**Task description**
Reproduce each of the entries that follow, exactly.

Given records Block Start

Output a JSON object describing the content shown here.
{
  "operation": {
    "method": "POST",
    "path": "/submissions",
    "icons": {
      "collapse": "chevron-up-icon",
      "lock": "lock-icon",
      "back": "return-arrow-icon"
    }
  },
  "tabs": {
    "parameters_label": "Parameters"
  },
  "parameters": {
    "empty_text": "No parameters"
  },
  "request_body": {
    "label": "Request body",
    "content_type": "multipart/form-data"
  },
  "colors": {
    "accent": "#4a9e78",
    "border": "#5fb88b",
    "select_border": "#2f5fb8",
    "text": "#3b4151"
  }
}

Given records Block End

**Solution for this task**
Output a JSON object describing the content shown here.
{
  "operation": {
    "method": "POST",
    "path": "/submissions",
    "icons": {
      "collapse": "chevron-up-icon",
      "lock": "lock-icon",
      "back": "return-arrow-icon"
    }
  },
  "tabs": {
    "parameters_label": "Parameters"
  },
  "parameters": {
    "empty_text": "No parameters"
  },
  "request_body": {
    "label": "Request body",
    "content_type": "multipart/form-data"
  },
  "colors": {
    "accent": "#4a9e78",
    "border": "#5fb88b",
    "select_border": "#2f5fb8",
    "text": "#3b4151"
  }
}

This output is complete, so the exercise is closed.